Posted by The Bowdoin Group on October 9th, 2018
Originally written on LinkedIn in partnership with Paul Manning (Managing Director, Software & Technology) at The Bowdoin Group.
The biggest difference between whether an organization needs a CFO or could stick with a VP of Finance role generally lies in the complexity of the business and where it is on its growth trajectory.
What is the Difference Between a VP of Finance and a CFO?
Let’s start by laying out the distinctions between the two roles.
VPs of Finance often have a hands-on role in managing a company’s finances. They are rolling up their sleeves and putting controls in place, making sure payroll is done on time, and managing the balance sheet. Often, they are a CPA who may have experience as a Controller.
CFOs, on the other hand, are more involved in the strategic financial future of a firm. The role is less about accounting and more about how to reach longer term goals. They are thinking about (and acting upon) what it takes to get businesses to the next level financially – whether that is by raising capital, making acquisitions, or growing organically.
To put it simply, we often say that a VP of Finance works with the numbers and the CFO works beyond them. This is not always true—some VPs of Finance are playing the role of a CFO and vice versa. That being said, when organizations are considering the two positions, we lay out these distinctions to give them the best shot at finding the right candidate in a tight talent market.
We connected with Sean Bridgeo, former CFO & SVP of Operations at TimeTrade, to help illustrate the difference between the two roles in practice. He has been both a VP of Finance and a CFO in his career. He explains that “As a VP of Finance, you’ve got both hands in the operations of a business. You’re a subject matter expert on all things finance and forecasting. CFOs, on the other hand, understand the debits and credits, but can tell the financial story of the organization. As a CFO, you’re thinking through what strategic decisions mean from a financial perspective and plotting the course for the company alongside the CEO.”
But what if both skill sets would be beneficial for your organization? How do you choose?
Case Study: How a SaaS Company Made the Call
One of our clients, a $10m PE-backed SaaS provider made an interesting decision. The company had been bootstrapping its financial systems and standards for nearly a decade, and although it had served them well to date, things would need to change in order for them to grow. The PE firm was looking for someone who could get the company on track financially, but (like any PE firm) the ideal candidate would position the business to fast track from $10 to $50 million.
Within a short time, we had found an excellent candidate. This individual had an undergraduate degree in accounting, received an MBA at a prestigious university, worked at one of the big four accounting firms, on Wall Street, and for a startup that was acquired by a PE firm. Upon meeting the candidate, the executive team agreed that this person was “a perfect match.”

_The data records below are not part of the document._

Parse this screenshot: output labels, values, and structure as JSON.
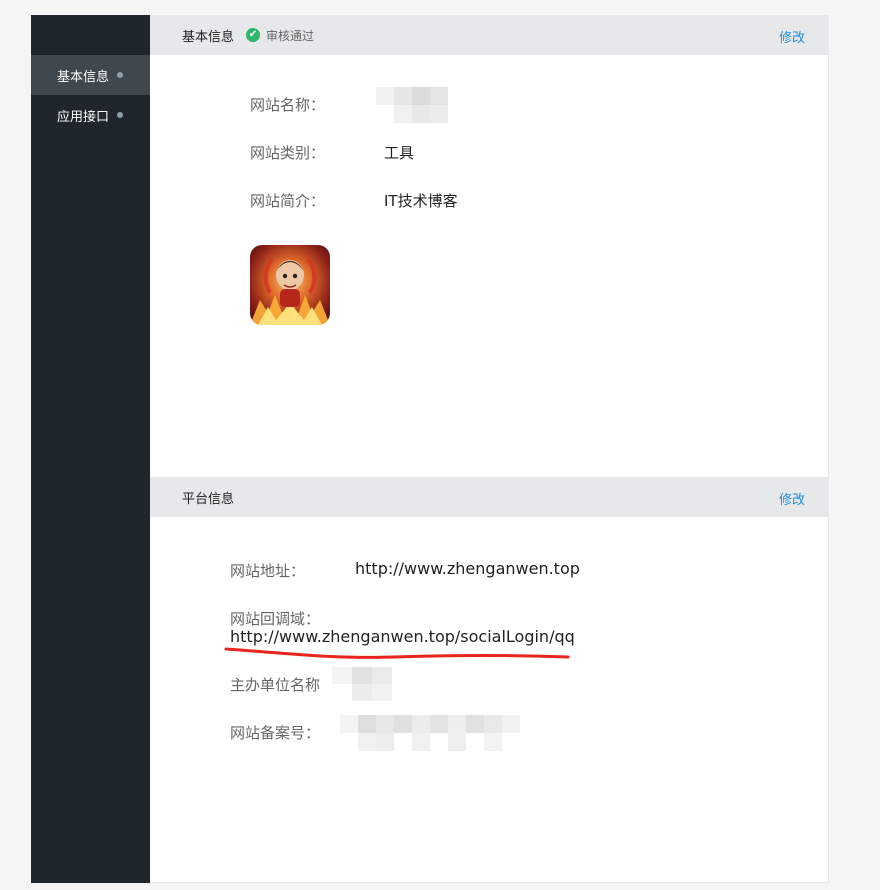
{
  "sidebar": {
    "items": [
      {
        "label": "基本信息",
        "active": true
      },
      {
        "label": "应用接口",
        "active": false
      }
    ]
  },
  "basic": {
    "title": "基本信息",
    "status": "审核通过",
    "edit_label": "修改",
    "fields": {
      "name_label": "网站名称：",
      "category_label": "网站类别：",
      "category_value": "工具",
      "intro_label": "网站简介：",
      "intro_value": "IT技术博客"
    }
  },
  "platform": {
    "title": "平台信息",
    "edit_label": "修改",
    "fields": {
      "address_label": "网站地址：",
      "address_value": "http://www.zhenganwen.top",
      "callback_label": "网站回调域：",
      "callback_value": "http://www.zhenganwen.top/socialLogin/qq",
      "org_label": "主办单位名称",
      "icp_label": "网站备案号："
    }
  },
  "colors": {
    "sidebar_bg": "#1f262e",
    "active_item": "#3f474f",
    "link": "#1f8fe0",
    "status_ok": "#2fb56e",
    "annotation": "#e8261e"
  }
}
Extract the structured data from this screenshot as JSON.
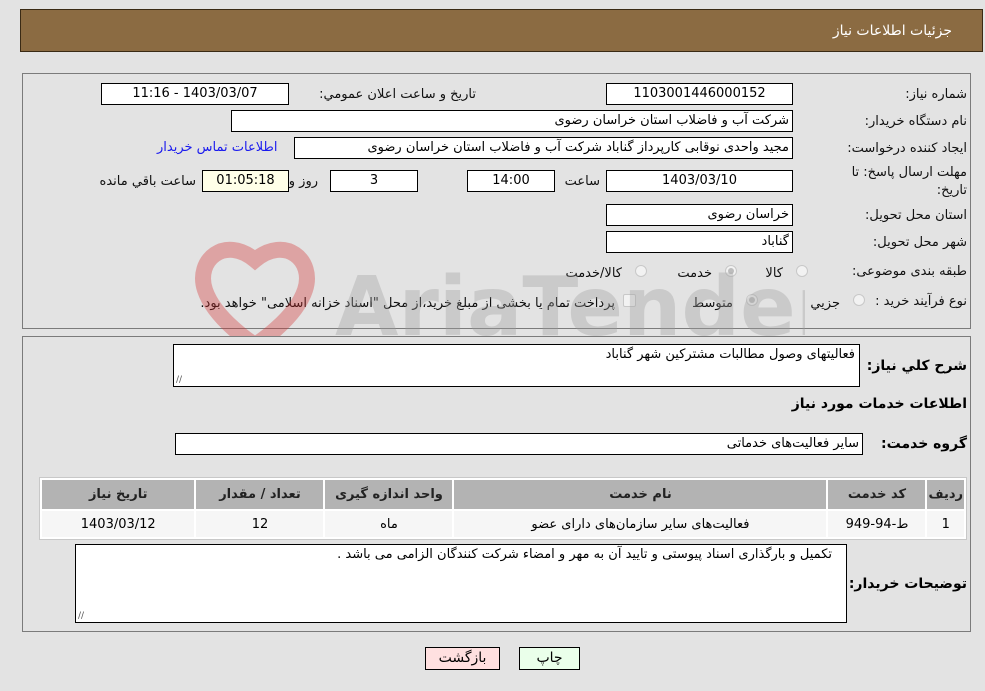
{
  "header": {
    "title": "جزئيات اطلاعات نياز"
  },
  "details": {
    "need_number_label": "شماره نياز:",
    "need_number": "1103001446000152",
    "announce_label": "تاريخ و ساعت اعلان عمومي:",
    "announce_value": "1403/03/07 - 11:16",
    "buyer_org_label": "نام دستگاه خريدار:",
    "buyer_org": "شرکت آب و فاضلاب استان خراسان رضوی",
    "creator_label": "ايجاد کننده درخواست:",
    "creator": "مجيد واحدی نوقابی کارپرداز گناباد  شرکت آب و فاضلاب استان خراسان رضوی",
    "contact_link": "اطلاعات تماس خريدار",
    "deadline_label_1": "مهلت ارسال پاسخ: تا",
    "deadline_label_2": "تاريخ:",
    "deadline_date": "1403/03/10",
    "time_label": "ساعت",
    "deadline_time": "14:00",
    "days_value": "3",
    "days_label": "روز و",
    "remaining_time": "01:05:18",
    "remaining_label": "ساعت باقي مانده",
    "province_label": "استان محل تحويل:",
    "province": "خراسان رضوی",
    "city_label": "شهر محل تحويل:",
    "city": "گناباد",
    "category_label": "طبقه بندی موضوعی:",
    "category_options": [
      {
        "label": "کالا",
        "checked": false
      },
      {
        "label": "خدمت",
        "checked": true
      },
      {
        "label": "کالا/خدمت",
        "checked": false
      }
    ],
    "process_label": "نوع فرآيند خريد :",
    "process_options": [
      {
        "label": "جزيي",
        "checked": false
      },
      {
        "label": "متوسط",
        "checked": true
      }
    ],
    "treasury_note": "پرداخت تمام يا بخشی از مبلغ خريد،از محل \"اسناد خزانه اسلامی\" خواهد بود."
  },
  "services": {
    "general_desc_label": "شرح کلي نياز:",
    "general_desc": "فعاليتهای وصول مطالبات مشترکين شهر گناباد",
    "section_title": "اطلاعات خدمات مورد نياز",
    "group_label": "گروه خدمت:",
    "group_value": "ساير فعاليت‌های خدماتی",
    "table": {
      "headers": [
        "رديف",
        "کد خدمت",
        "نام خدمت",
        "واحد اندازه گيری",
        "تعداد / مقدار",
        "تاريخ نياز"
      ],
      "rows": [
        [
          "1",
          "ط-94-949",
          "فعاليت‌های ساير سازمان‌های دارای عضو",
          "ماه",
          "12",
          "1403/03/12"
        ]
      ]
    },
    "buyer_notes_label": "توضيحات خريدار:",
    "buyer_notes": "تکميل و بارگذاری اسناد  پيوستی   و تاييد آن به  مهر و امضاء شرکت  کنندگان  الزامی می باشد ."
  },
  "buttons": {
    "print": "چاپ",
    "back": "بازگشت"
  },
  "watermark": {
    "text": "AriaTender.neT"
  },
  "colors": {
    "header_bg": "#8b6b42",
    "link": "#1a1aee",
    "print_bg": "#eaffea",
    "back_bg": "#ffe0e0"
  }
}
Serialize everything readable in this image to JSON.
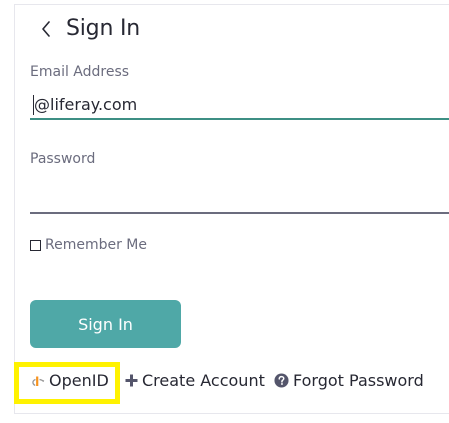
{
  "header": {
    "title": "Sign In"
  },
  "form": {
    "email_label": "Email Address",
    "email_value": "@liferay.com",
    "password_label": "Password",
    "password_value": "",
    "remember_label": "Remember Me",
    "remember_checked": false,
    "submit_label": "Sign In"
  },
  "links": {
    "openid": "OpenID",
    "create_account": "Create Account",
    "forgot_password": "Forgot Password"
  },
  "icons": {
    "back": "chevron-left-icon",
    "openid": "openid-icon",
    "create_account": "plus-icon",
    "forgot_password": "question-circle-icon"
  },
  "colors": {
    "accent": "#4fa8a7",
    "email_underline": "#3d8f84",
    "highlight": "#fff200",
    "text": "#272833",
    "secondary_text": "#6b6c7e"
  }
}
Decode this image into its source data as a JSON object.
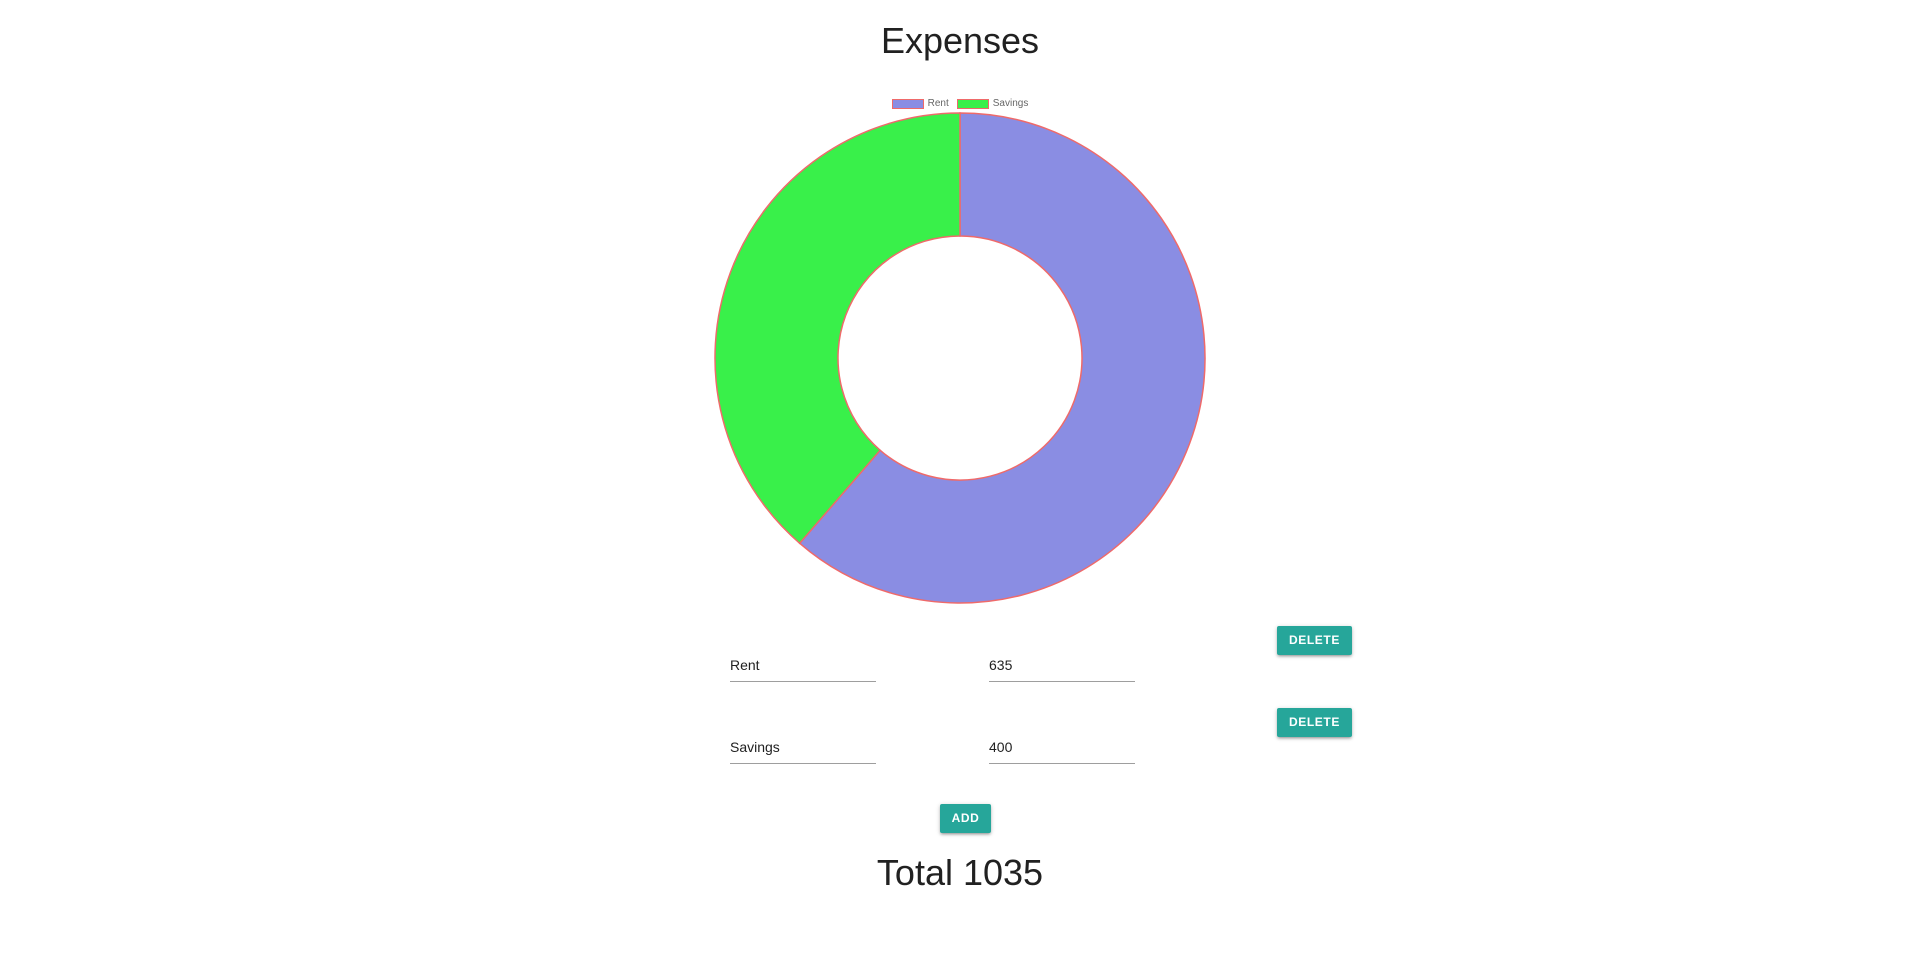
{
  "page": {
    "title": "Expenses"
  },
  "chart_data": {
    "type": "doughnut",
    "labels": [
      "Rent",
      "Savings"
    ],
    "values": [
      635,
      400
    ],
    "colors": [
      "#8a8de3",
      "#39f04a"
    ],
    "border_color": "#ef6a6a",
    "legend_position": "top"
  },
  "expenses": [
    {
      "name": "Rent",
      "amount": "635",
      "delete_label": "DELETE"
    },
    {
      "name": "Savings",
      "amount": "400",
      "delete_label": "DELETE"
    }
  ],
  "actions": {
    "add_label": "ADD"
  },
  "summary": {
    "total_text": "Total 1035"
  },
  "theme": {
    "button_color": "#26a69a"
  }
}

Their challenge was that the candidate had the accounting chops to be a VP of Finance and the experience growing and selling a business to be a CFO. While they had found the right person, upgrading this individual from a VP of Finance to a CFO was not as straightforward as a simple title change. To get the go ahead to upgrade, they needed board approval, more funds, and the kind of work that would make the title legitimate.

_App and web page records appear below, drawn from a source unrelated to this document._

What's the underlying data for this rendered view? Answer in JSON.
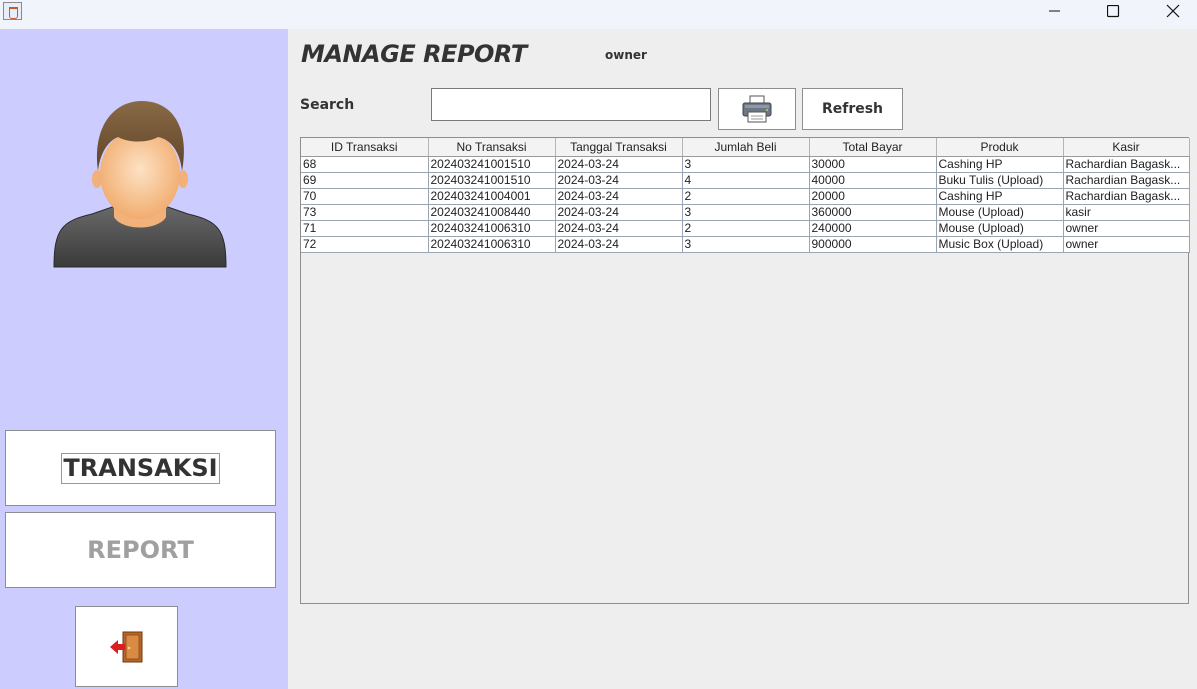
{
  "window": {
    "minimize_icon": "minimize-icon",
    "maximize_icon": "maximize-icon",
    "close_icon": "close-icon"
  },
  "sidebar": {
    "transaksi_label": "TRANSAKSI",
    "report_label": "REPORT",
    "exit_icon": "exit-door-icon"
  },
  "header": {
    "title": "MANAGE REPORT",
    "user": "owner"
  },
  "search": {
    "label": "Search",
    "value": "",
    "placeholder": ""
  },
  "toolbar": {
    "print_icon": "printer-icon",
    "refresh_label": "Refresh"
  },
  "table": {
    "columns": [
      "ID Transaksi",
      "No Transaksi",
      "Tanggal Transaksi",
      "Jumlah Beli",
      "Total Bayar",
      "Produk",
      "Kasir"
    ],
    "rows": [
      [
        "68",
        "202403241001510",
        "2024-03-24",
        "3",
        "30000",
        "Cashing HP",
        "Rachardian Bagask..."
      ],
      [
        "69",
        "202403241001510",
        "2024-03-24",
        "4",
        "40000",
        "Buku Tulis (Upload)",
        "Rachardian Bagask..."
      ],
      [
        "70",
        "202403241004001",
        "2024-03-24",
        "2",
        "20000",
        "Cashing HP",
        "Rachardian Bagask..."
      ],
      [
        "73",
        "202403241008440",
        "2024-03-24",
        "3",
        "360000",
        "Mouse (Upload)",
        "kasir"
      ],
      [
        "71",
        "202403241006310",
        "2024-03-24",
        "2",
        "240000",
        "Mouse (Upload)",
        "owner"
      ],
      [
        "72",
        "202403241006310",
        "2024-03-24",
        "3",
        "900000",
        "Music Box (Upload)",
        "owner"
      ]
    ]
  }
}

So, which role did they choose?
The answer was in their growth plans. The company was considering some significant acquisitions. If any of them occurred, they would need this person’s brainpower as a CFO, not as a VP of Finance. They needed the candidate to think beyond the numbers.
The good news is that two of these acquisitions have happened in the ninety days since the candidate’s hire, so they made the right call.
To “Sum” It Up
If you’re trying to make this call for your business, Bridgeo says, “You’ll want to hire a CFO if you’re going through hyper growth or if you need someone to interpret the numbers (not just process them). That role is especially important if you’re looking to do something in capital markets – raising money, buying companies, or selling companies.”
What we’ve found is that in some cases, organizations already have a Controller in house who can step into the role of VP of Finance. Other organizations are two years away from needing a CFO, so while they need someone to be thinking more strategically, there are other priorities that need to be taken care of first.
When the time is right, ask yourself: Do you need someone who works with the numbers or beyond them?
Does this align with your experience with VPs of Finance and CFOs?
If you want to take this a step further, read our blog post on the different skillsets of VC- and PE-backed CFOs.